<link rel='stylesheet' id='twenty-twenty-one-print-style-css' href='https://example.com/wp-content/themes/twentytwentyone/assets/css/print.css?ver=5.7.1' media='print' />
<link rel='stylesheet' id='wp-block-library-css' href='https://example.com/wp-includes/css/dist/block-library/style.min.css?ver=5.7.1' media='all' />
<script src='https://example.com/wp-includes/js/jquery/jquery.min.js?ver=3.5.1' id='jquery-core-js'></script>
<script src='https://example.com/wp-includes/js/jquery/ui/core.min.js?ver=1.12.1' id='jquery-ui-core-js'></script>
So we wanted to ask about all of this here and see if it is important or not that some of these files/items are getting caught with that URL match? Does it seem like if these types of files/items, getting excluded from the cache everything page rule, would make a difference, or at least a significant difference, in page load speed and server load?

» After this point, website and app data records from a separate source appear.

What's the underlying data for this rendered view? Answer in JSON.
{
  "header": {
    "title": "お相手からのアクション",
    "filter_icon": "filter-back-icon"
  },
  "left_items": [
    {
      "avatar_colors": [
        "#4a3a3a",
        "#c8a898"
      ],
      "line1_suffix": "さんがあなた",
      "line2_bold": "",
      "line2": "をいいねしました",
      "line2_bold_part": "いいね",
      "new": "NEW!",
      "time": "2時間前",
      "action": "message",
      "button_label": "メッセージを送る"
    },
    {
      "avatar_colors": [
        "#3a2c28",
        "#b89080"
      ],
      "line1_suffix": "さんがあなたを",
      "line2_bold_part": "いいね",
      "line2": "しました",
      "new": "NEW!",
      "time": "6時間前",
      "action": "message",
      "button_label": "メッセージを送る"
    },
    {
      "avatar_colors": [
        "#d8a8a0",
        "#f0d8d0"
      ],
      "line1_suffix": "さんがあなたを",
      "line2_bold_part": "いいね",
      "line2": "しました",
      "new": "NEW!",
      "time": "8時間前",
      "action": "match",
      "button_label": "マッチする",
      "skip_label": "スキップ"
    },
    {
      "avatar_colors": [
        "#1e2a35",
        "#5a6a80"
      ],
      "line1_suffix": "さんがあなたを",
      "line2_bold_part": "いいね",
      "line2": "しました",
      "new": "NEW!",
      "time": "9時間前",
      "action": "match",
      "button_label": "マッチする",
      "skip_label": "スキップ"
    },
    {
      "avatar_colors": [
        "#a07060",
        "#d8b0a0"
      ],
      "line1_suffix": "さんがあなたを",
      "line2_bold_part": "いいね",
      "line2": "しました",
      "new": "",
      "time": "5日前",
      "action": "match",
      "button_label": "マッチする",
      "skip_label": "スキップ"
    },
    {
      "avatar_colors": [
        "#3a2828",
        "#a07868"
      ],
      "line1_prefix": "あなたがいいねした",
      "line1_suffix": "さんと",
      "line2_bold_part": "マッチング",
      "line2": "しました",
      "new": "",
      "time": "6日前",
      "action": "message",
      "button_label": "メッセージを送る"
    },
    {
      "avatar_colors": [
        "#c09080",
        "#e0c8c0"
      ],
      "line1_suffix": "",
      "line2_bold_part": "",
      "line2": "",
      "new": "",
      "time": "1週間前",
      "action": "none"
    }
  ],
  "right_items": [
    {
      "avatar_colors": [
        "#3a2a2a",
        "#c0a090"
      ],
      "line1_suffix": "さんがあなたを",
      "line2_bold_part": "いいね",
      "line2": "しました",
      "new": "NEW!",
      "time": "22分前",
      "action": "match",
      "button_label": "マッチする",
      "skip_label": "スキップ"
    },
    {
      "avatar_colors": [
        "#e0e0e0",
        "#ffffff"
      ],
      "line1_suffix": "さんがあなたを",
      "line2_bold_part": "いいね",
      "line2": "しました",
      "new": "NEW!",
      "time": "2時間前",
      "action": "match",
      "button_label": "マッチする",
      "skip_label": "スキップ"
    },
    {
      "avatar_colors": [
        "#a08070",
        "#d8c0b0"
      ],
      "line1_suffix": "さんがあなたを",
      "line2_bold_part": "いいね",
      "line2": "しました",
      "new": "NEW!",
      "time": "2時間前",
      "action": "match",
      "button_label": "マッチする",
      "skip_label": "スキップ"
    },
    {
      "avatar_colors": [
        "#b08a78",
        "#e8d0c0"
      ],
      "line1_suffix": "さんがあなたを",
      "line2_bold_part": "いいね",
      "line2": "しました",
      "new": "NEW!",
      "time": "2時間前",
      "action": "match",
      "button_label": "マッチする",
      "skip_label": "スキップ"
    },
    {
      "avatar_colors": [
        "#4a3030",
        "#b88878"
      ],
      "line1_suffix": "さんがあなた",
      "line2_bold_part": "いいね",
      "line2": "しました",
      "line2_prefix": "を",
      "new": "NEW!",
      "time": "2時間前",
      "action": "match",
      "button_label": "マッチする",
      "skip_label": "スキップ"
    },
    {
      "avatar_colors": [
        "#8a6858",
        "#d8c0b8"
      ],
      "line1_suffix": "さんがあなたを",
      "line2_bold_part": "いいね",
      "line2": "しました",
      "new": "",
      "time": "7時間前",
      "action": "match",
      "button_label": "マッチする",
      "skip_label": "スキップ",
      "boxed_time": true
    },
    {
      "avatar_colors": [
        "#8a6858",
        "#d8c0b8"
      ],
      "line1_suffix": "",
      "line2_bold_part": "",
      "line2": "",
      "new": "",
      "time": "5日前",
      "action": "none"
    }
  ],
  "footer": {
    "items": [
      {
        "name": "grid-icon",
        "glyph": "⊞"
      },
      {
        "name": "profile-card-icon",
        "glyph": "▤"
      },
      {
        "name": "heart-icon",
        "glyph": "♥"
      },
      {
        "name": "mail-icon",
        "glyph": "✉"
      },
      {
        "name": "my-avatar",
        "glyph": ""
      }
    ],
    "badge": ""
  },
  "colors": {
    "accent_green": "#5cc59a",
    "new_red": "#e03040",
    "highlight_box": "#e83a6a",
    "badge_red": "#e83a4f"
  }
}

Any advice or information is greatly appreciated. Thank you.